Japanese service[edit | edit source]
C/n 5357 was built by Nakajima Hikoki KK. It was assigned to the 261st Kōkūtai, with tail code 61-120.
In Allied hands[edit | edit source]
On 18 June 1944 it got captured, together with a lot of other Japanese aircraft, by US Marines at Aslito Field, Saipan. In july 1944 it was, together with thirteen other Mitsubishi A6M Zero aircraft (mostly A6M5 Model 52 aircraft) and a Nakajima B5N2 Kate, transported to the USA onboard the escort carrier USS Copahee (CVE-12) by TAIU-POA, arriving in the San Diego on 28 July 1944. 5357 was allocated number TAIC 5, and flight tested at NAS Anacostia at Patuxent River, Maryland. One of the pilots to test fly it was was Charles Lindbergh. The aircraft was ferried back to San Diego on 11 January 1945, where frontline combat pilots were also given a chance to check out the Zero. Altogether, Zero No 61-120 logged over 190 hours of flight time in the USA before being declared surplus after the war.
Museum days[edit | edit source]
When testing was done and over with, 5357 was saved for futurity by being sold to Edward T. Maloney who at first had no room to exhibit the aircraft, so it was put into storage. On 12 January 1957 Maloney opened his "The Air Museum" in Claremont, California where he put -amongst others- 5357 to display, carrying painting scheme V-101 and later its own original 61-120. In 1965 the Air Museum moved to Ontario Airport, Ontario, California. In 1970 redevelopment of the airport at Ontario forced The Air Museum to move again. The non-flyable aircraft became part of the "Movie World: Cars of the Stars and Planes of Fame Museum" in Buena Park, California, near Knott's Berry Farm, while the flyable aircraft moved to Chino Airport, about 30 miles (48 km) away.
Airworthy again[edit | edit source]

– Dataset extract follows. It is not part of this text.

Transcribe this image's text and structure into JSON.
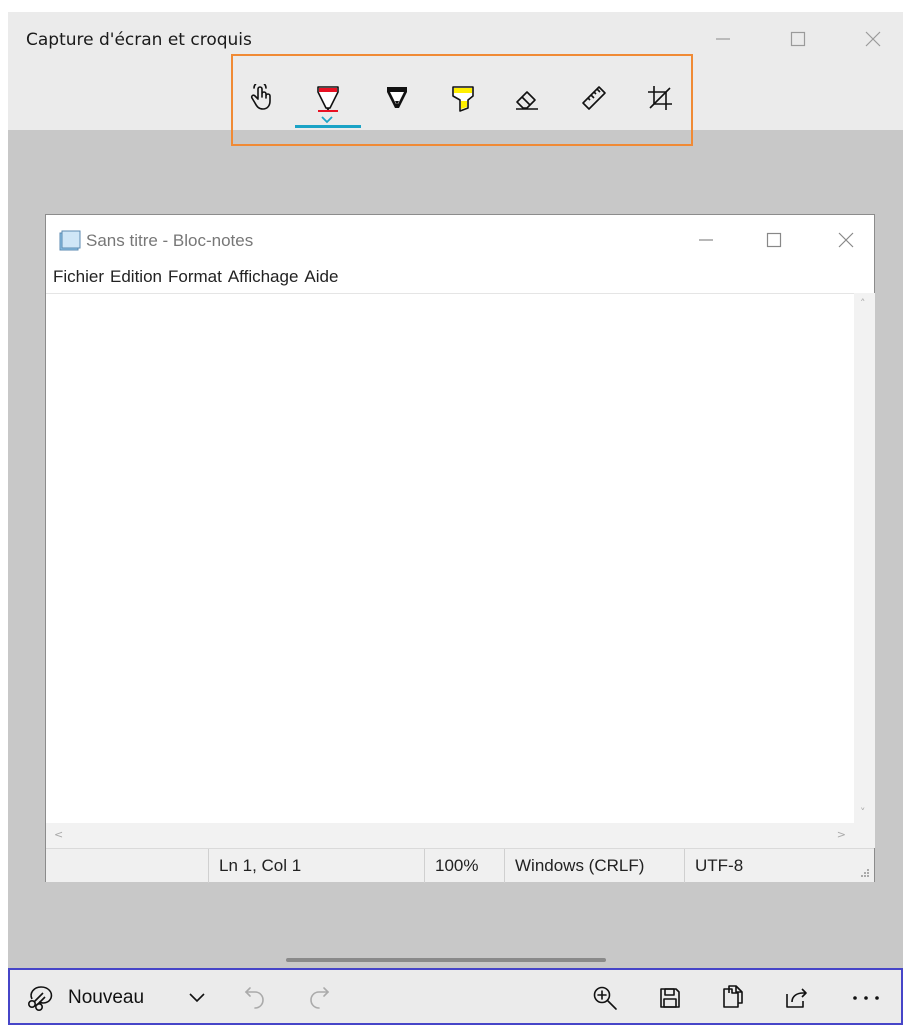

In 1978 5357 was made airworthy again, using an original Nakajima Sakae engine -This aircraft is the only authentic, flying example of the Mitsubishi A6M5 Zero Model 52, with its original Sakae engine-, getting the license N46770 on 3 May 1978. After that the aircraft made a six month journey, from July 1978 till early 1979, to Japan, making it the first A6M Zero to fly over Japanese soil since WW2. Back in the USA it got damaged during a landing at Chino on 25 June 1982, but got repaired. Another tour in and over Japan followed in 1995 and it also appeared in the movie "Pearl Harbour". The aircraft left Chino 30 October 2012 in containers for yet another visit to Japan for displays, returned crated at Chino in November 2013. After returning from the Tokorozawa Aviation Museum in Tokorozawa, Saitama, the aircraft was returned to the Planes of Fame Air Museum for another restoration. The aircraft now flies in it's original paint scheme when it was captured at Aslito Airfield.